→ Data in this exercise:
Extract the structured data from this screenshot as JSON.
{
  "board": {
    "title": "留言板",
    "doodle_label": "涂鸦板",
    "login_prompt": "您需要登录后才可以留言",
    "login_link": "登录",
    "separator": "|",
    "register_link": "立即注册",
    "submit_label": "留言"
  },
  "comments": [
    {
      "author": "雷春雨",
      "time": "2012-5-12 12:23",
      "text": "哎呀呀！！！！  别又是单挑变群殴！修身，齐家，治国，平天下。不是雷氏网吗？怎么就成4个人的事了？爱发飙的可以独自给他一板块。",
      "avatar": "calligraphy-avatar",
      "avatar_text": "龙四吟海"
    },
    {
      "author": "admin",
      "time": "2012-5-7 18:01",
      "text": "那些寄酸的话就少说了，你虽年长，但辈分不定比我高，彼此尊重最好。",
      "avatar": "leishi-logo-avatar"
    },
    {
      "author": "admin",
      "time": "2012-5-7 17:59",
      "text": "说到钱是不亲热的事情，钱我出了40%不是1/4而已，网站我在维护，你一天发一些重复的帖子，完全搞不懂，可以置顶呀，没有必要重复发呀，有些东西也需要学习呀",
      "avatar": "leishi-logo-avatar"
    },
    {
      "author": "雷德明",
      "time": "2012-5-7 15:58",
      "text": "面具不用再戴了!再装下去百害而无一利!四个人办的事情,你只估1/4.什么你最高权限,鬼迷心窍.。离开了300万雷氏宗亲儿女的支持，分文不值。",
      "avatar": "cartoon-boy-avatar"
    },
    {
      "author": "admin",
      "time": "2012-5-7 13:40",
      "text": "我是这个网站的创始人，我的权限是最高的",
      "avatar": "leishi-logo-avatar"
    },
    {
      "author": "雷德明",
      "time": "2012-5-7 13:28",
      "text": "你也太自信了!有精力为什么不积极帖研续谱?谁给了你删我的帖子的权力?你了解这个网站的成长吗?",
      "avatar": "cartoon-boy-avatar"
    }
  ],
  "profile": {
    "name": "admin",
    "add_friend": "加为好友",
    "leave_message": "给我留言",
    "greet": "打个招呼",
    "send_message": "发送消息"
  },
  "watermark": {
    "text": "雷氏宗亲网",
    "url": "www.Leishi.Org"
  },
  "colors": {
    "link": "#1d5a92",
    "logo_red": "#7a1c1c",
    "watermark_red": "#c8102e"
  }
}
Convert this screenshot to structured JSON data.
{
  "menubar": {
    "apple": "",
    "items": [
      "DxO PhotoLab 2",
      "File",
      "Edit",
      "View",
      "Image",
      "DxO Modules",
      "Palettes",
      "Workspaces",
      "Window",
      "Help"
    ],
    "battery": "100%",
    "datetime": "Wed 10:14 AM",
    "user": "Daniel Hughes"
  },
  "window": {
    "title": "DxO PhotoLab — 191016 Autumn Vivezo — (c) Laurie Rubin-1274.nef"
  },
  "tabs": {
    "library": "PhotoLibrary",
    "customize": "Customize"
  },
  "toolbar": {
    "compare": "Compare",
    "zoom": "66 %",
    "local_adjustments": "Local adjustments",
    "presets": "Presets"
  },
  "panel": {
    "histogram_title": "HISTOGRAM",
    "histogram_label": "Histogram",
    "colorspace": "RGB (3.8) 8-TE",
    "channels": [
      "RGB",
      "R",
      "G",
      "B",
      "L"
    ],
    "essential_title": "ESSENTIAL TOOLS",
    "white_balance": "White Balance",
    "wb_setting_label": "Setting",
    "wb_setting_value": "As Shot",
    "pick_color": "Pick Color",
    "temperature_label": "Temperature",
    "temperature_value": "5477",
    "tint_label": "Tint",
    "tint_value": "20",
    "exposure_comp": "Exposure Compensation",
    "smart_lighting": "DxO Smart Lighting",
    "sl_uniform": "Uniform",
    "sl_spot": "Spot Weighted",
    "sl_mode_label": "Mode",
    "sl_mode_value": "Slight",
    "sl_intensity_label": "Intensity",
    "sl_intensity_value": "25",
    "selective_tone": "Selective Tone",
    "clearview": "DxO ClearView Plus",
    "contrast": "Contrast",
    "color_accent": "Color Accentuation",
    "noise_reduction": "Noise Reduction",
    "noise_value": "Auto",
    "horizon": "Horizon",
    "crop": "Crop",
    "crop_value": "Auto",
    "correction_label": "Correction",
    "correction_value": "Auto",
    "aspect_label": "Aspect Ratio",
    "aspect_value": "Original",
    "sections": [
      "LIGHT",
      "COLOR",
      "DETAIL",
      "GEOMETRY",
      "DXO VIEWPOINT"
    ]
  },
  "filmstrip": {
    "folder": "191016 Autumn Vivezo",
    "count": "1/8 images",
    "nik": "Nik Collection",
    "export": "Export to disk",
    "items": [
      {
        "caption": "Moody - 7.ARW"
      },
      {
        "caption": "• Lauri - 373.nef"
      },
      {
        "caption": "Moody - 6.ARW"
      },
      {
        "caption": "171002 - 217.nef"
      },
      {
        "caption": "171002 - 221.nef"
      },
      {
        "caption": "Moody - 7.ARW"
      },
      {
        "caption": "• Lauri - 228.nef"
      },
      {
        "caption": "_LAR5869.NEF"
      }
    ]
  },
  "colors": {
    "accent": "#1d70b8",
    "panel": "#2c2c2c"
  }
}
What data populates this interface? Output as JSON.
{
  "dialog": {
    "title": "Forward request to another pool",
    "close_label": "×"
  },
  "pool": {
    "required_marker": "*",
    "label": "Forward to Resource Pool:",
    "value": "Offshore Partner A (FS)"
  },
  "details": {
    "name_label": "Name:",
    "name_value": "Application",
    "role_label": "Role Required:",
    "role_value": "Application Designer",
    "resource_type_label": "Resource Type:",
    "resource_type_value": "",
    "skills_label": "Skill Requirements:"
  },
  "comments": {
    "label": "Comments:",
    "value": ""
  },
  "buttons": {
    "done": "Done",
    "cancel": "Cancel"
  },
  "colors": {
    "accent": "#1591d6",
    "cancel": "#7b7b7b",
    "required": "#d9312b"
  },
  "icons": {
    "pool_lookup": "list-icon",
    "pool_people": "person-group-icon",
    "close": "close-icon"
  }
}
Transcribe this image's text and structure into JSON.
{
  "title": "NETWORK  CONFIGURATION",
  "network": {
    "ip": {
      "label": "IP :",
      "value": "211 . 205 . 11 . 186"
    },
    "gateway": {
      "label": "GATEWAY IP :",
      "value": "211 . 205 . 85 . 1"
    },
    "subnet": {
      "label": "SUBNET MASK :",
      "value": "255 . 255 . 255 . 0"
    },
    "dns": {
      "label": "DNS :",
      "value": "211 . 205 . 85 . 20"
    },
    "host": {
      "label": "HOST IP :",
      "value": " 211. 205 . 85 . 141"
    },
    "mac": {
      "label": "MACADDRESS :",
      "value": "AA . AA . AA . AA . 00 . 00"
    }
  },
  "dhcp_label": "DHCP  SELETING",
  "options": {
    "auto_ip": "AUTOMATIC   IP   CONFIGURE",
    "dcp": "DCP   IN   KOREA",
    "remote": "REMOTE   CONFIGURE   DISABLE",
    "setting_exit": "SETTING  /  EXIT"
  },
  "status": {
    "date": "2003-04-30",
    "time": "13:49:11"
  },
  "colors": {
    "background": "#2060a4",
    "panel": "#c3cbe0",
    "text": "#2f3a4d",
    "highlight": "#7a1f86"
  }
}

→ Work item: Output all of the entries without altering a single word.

→ Reply to the task:
Extract the structured data from this screenshot as JSON.
{
  "board": {
    "title": "留言板",
    "doodle_label": "涂鸦板",
    "login_prompt": "您需要登录后才可以留言",
    "login_link": "登录",
    "separator": "|",
    "register_link": "立即注册",
    "submit_label": "留言"
  },
  "comments": [
    {
      "author": "雷春雨",
      "time": "2012-5-12 12:23",
      "text": "哎呀呀！！！！  别又是单挑变群殴！修身，齐家，治国，平天下。不是雷氏网吗？怎么就成4个人的事了？爱发飙的可以独自给他一板块。",
      "avatar": "calligraphy-avatar",
      "avatar_text": "龙四吟海"
    },
    {
      "author": "admin",
      "time": "2012-5-7 18:01",
      "text": "那些寄酸的话就少说了，你虽年长，但辈分不定比我高，彼此尊重最好。",
      "avatar": "leishi-logo-avatar"
    },
    {
      "author": "admin",
      "time": "2012-5-7 17:59",
      "text": "说到钱是不亲热的事情，钱我出了40%不是1/4而已，网站我在维护，你一天发一些重复的帖子，完全搞不懂，可以置顶呀，没有必要重复发呀，有些东西也需要学习呀",
      "avatar": "leishi-logo-avatar"
    },
    {
      "author": "雷德明",
      "time": "2012-5-7 15:58",
      "text": "面具不用再戴了!再装下去百害而无一利!四个人办的事情,你只估1/4.什么你最高权限,鬼迷心窍.。离开了300万雷氏宗亲儿女的支持，分文不值。",
      "avatar": "cartoon-boy-avatar"
    },
    {
      "author": "admin",
      "time": "2012-5-7 13:40",
      "text": "我是这个网站的创始人，我的权限是最高的",
      "avatar": "leishi-logo-avatar"
    },
    {
      "author": "雷德明",
      "time": "2012-5-7 13:28",
      "text": "你也太自信了!有精力为什么不积极帖研续谱?谁给了你删我的帖子的权力?你了解这个网站的成长吗?",
      "avatar": "cartoon-boy-avatar"
    }
  ],
  "profile": {
    "name": "admin",
    "add_friend": "加为好友",
    "leave_message": "给我留言",
    "greet": "打个招呼",
    "send_message": "发送消息"
  },
  "watermark": {
    "text": "雷氏宗亲网",
    "url": "www.Leishi.Org"
  },
  "colors": {
    "link": "#1d5a92",
    "logo_red": "#7a1c1c",
    "watermark_red": "#c8102e"
  }
}
Convert this screenshot to structured JSON data.
{
  "menubar": {
    "apple": "",
    "items": [
      "DxO PhotoLab 2",
      "File",
      "Edit",
      "View",
      "Image",
      "DxO Modules",
      "Palettes",
      "Workspaces",
      "Window",
      "Help"
    ],
    "battery": "100%",
    "datetime": "Wed 10:14 AM",
    "user": "Daniel Hughes"
  },
  "window": {
    "title": "DxO PhotoLab — 191016 Autumn Vivezo — (c) Laurie Rubin-1274.nef"
  },
  "tabs": {
    "library": "PhotoLibrary",
    "customize": "Customize"
  },
  "toolbar": {
    "compare": "Compare",
    "zoom": "66 %",
    "local_adjustments": "Local adjustments",
    "presets": "Presets"
  },
  "panel": {
    "histogram_title": "HISTOGRAM",
    "histogram_label": "Histogram",
    "colorspace": "RGB (3.8) 8-TE",
    "channels": [
      "RGB",
      "R",
      "G",
      "B",
      "L"
    ],
    "essential_title": "ESSENTIAL TOOLS",
    "white_balance": "White Balance",
    "wb_setting_label": "Setting",
    "wb_setting_value": "As Shot",
    "pick_color": "Pick Color",
    "temperature_label": "Temperature",
    "temperature_value": "5477",
    "tint_label": "Tint",
    "tint_value": "20",
    "exposure_comp": "Exposure Compensation",
    "smart_lighting": "DxO Smart Lighting",
    "sl_uniform": "Uniform",
    "sl_spot": "Spot Weighted",
    "sl_mode_label": "Mode",
    "sl_mode_value": "Slight",
    "sl_intensity_label": "Intensity",
    "sl_intensity_value": "25",
    "selective_tone": "Selective Tone",
    "clearview": "DxO ClearView Plus",
    "contrast": "Contrast",
    "color_accent": "Color Accentuation",
    "noise_reduction": "Noise Reduction",
    "noise_value": "Auto",
    "horizon": "Horizon",
    "crop": "Crop",
    "crop_value": "Auto",
    "correction_label": "Correction",
    "correction_value": "Auto",
    "aspect_label": "Aspect Ratio",
    "aspect_value": "Original",
    "sections": [
      "LIGHT",
      "COLOR",
      "DETAIL",
      "GEOMETRY",
      "DXO VIEWPOINT"
    ]
  },
  "filmstrip": {
    "folder": "191016 Autumn Vivezo",
    "count": "1/8 images",
    "nik": "Nik Collection",
    "export": "Export to disk",
    "items": [
      {
        "caption": "Moody - 7.ARW"
      },
      {
        "caption": "• Lauri - 373.nef"
      },
      {
        "caption": "Moody - 6.ARW"
      },
      {
        "caption": "171002 - 217.nef"
      },
      {
        "caption": "171002 - 221.nef"
      },
      {
        "caption": "Moody - 7.ARW"
      },
      {
        "caption": "• Lauri - 228.nef"
      },
      {
        "caption": "_LAR5869.NEF"
      }
    ]
  },
  "colors": {
    "accent": "#1d70b8",
    "panel": "#2c2c2c"
  }
}
What data populates this interface? Output as JSON.
{
  "dialog": {
    "title": "Forward request to another pool",
    "close_label": "×"
  },
  "pool": {
    "required_marker": "*",
    "label": "Forward to Resource Pool:",
    "value": "Offshore Partner A (FS)"
  },
  "details": {
    "name_label": "Name:",
    "name_value": "Application",
    "role_label": "Role Required:",
    "role_value": "Application Designer",
    "resource_type_label": "Resource Type:",
    "resource_type_value": "",
    "skills_label": "Skill Requirements:"
  },
  "comments": {
    "label": "Comments:",
    "value": ""
  },
  "buttons": {
    "done": "Done",
    "cancel": "Cancel"
  },
  "colors": {
    "accent": "#1591d6",
    "cancel": "#7b7b7b",
    "required": "#d9312b"
  },
  "icons": {
    "pool_lookup": "list-icon",
    "pool_people": "person-group-icon",
    "close": "close-icon"
  }
}
Transcribe this image's text and structure into JSON.
{
  "title": "NETWORK  CONFIGURATION",
  "network": {
    "ip": {
      "label": "IP :",
      "value": "211 . 205 . 11 . 186"
    },
    "gateway": {
      "label": "GATEWAY IP :",
      "value": "211 . 205 . 85 . 1"
    },
    "subnet": {
      "label": "SUBNET MASK :",
      "value": "255 . 255 . 255 . 0"
    },
    "dns": {
      "label": "DNS :",
      "value": "211 . 205 . 85 . 20"
    },
    "host": {
      "label": "HOST IP :",
      "value": " 211. 205 . 85 . 141"
    },
    "mac": {
      "label": "MACADDRESS :",
      "value": "AA . AA . AA . AA . 00 . 00"
    }
  },
  "dhcp_label": "DHCP  SELETING",
  "options": {
    "auto_ip": "AUTOMATIC   IP   CONFIGURE",
    "dcp": "DCP   IN   KOREA",
    "remote": "REMOTE   CONFIGURE   DISABLE",
    "setting_exit": "SETTING  /  EXIT"
  },
  "status": {
    "date": "2003-04-30",
    "time": "13:49:11"
  },
  "colors": {
    "background": "#2060a4",
    "panel": "#c3cbe0",
    "text": "#2f3a4d",
    "highlight": "#7a1f86"
  }
}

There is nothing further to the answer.